- [What the exercise asks] Return the listing below exactly, with the pictures dropped.

+ + + + +

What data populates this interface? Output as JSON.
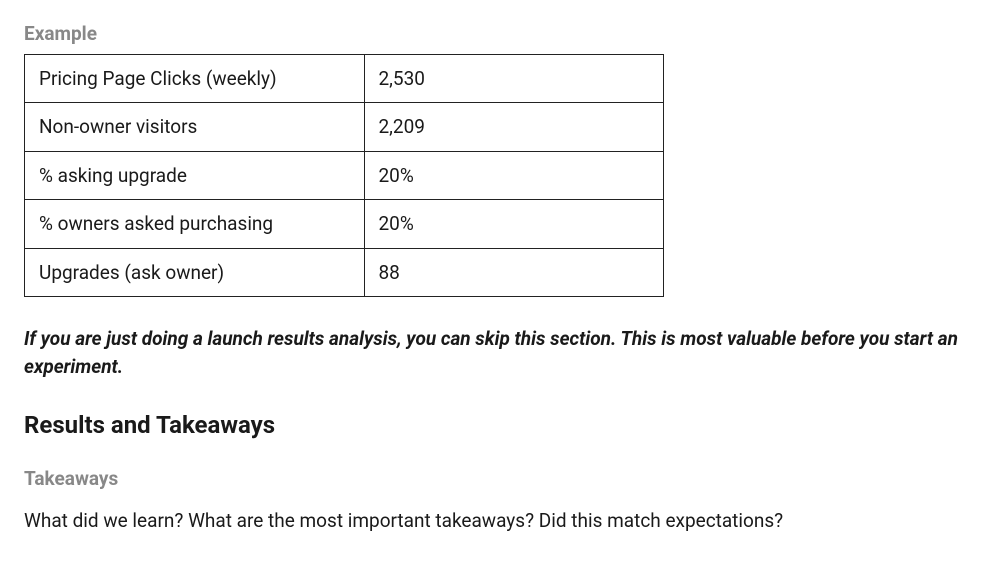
{
  "example": {
    "label": "Example",
    "rows": [
      {
        "metric": "Pricing Page Clicks (weekly)",
        "value": "2,530"
      },
      {
        "metric": "Non-owner visitors",
        "value": "2,209"
      },
      {
        "metric": "% asking upgrade",
        "value": "20%"
      },
      {
        "metric": "% owners asked purchasing",
        "value": "20%"
      },
      {
        "metric": "Upgrades (ask owner)",
        "value": "88"
      }
    ]
  },
  "note": "If you are just doing a launch results analysis, you can skip this section. This is most valuable before you start an experiment.",
  "results": {
    "heading": "Results and Takeaways",
    "takeaways_label": "Takeaways",
    "takeaways_body": "What did we learn? What are the most important takeaways? Did this match expectations?"
  }
}
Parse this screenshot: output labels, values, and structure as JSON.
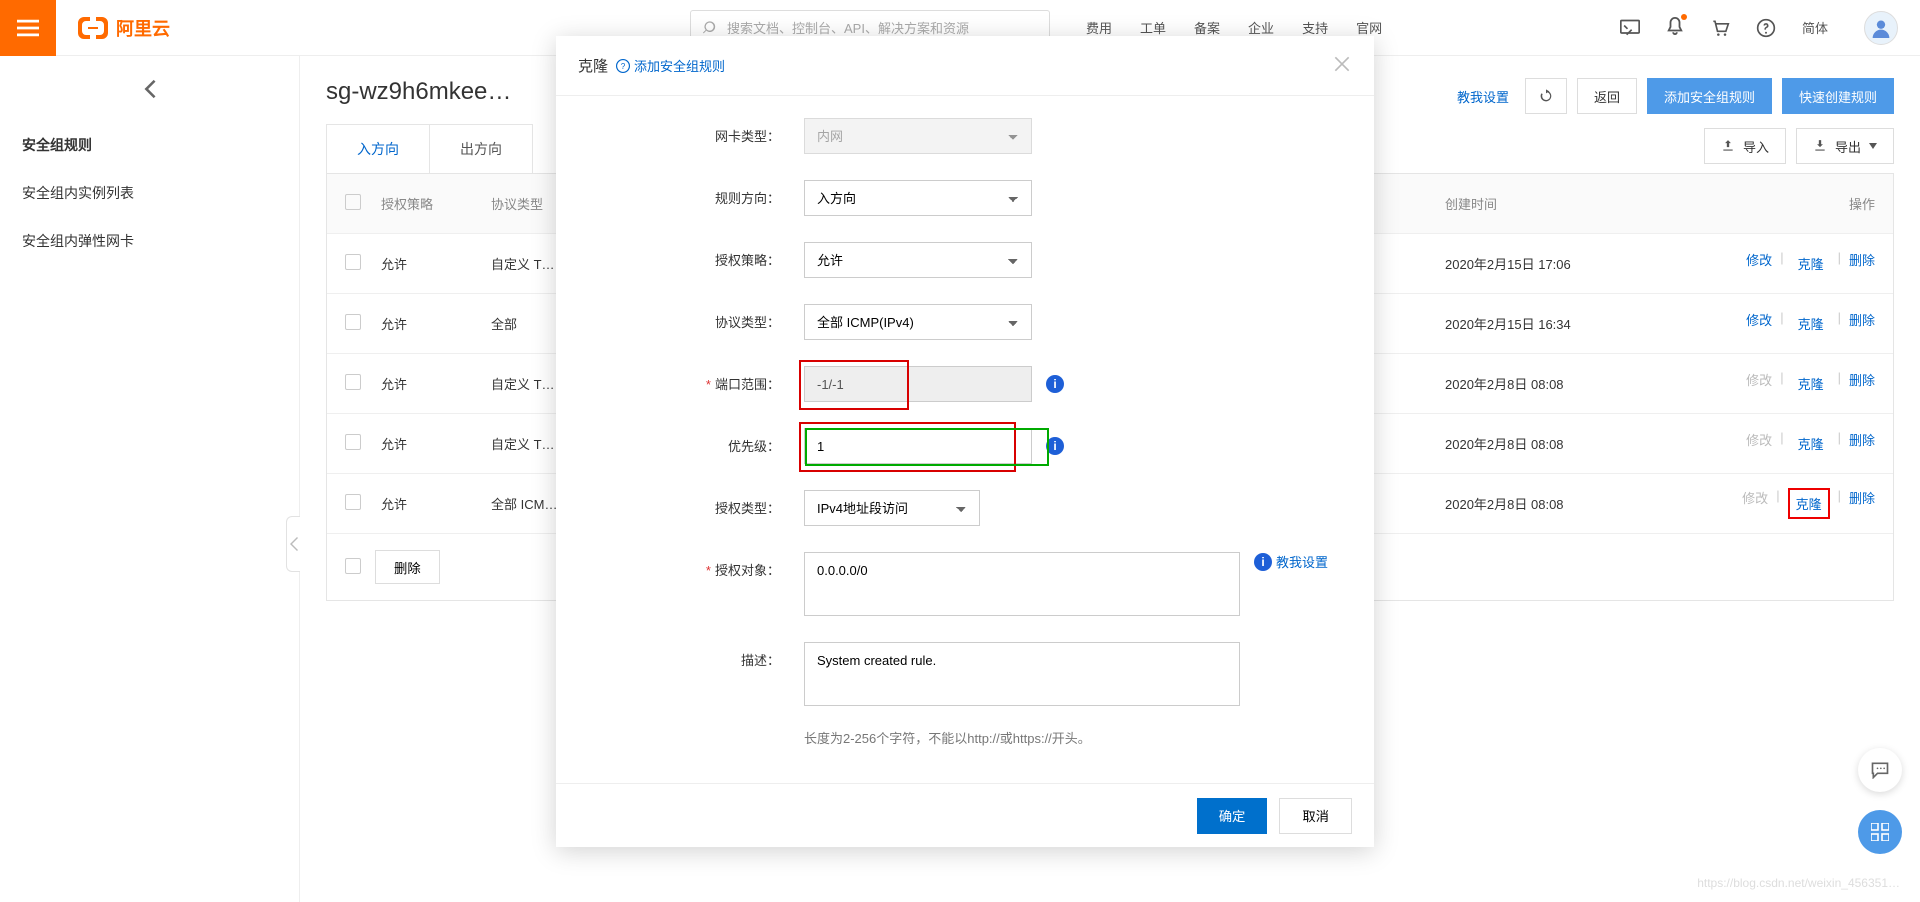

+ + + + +

- [Answer to the problem]
What data populates this interface? Output as JSON.
{
  "example": {
    "label": "Example",
    "rows": [
      {
        "metric": "Pricing Page Clicks (weekly)",
        "value": "2,530"
      },
      {
        "metric": "Non-owner visitors",
        "value": "2,209"
      },
      {
        "metric": "% asking upgrade",
        "value": "20%"
      },
      {
        "metric": "% owners asked purchasing",
        "value": "20%"
      },
      {
        "metric": "Upgrades (ask owner)",
        "value": "88"
      }
    ]
  },
  "note": "If you are just doing a launch results analysis, you can skip this section. This is most valuable before you start an experiment.",
  "results": {
    "heading": "Results and Takeaways",
    "takeaways_label": "Takeaways",
    "takeaways_body": "What did we learn? What are the most important takeaways? Did this match expectations?"
  }
}
Parse this screenshot: output labels, values, and structure as JSON.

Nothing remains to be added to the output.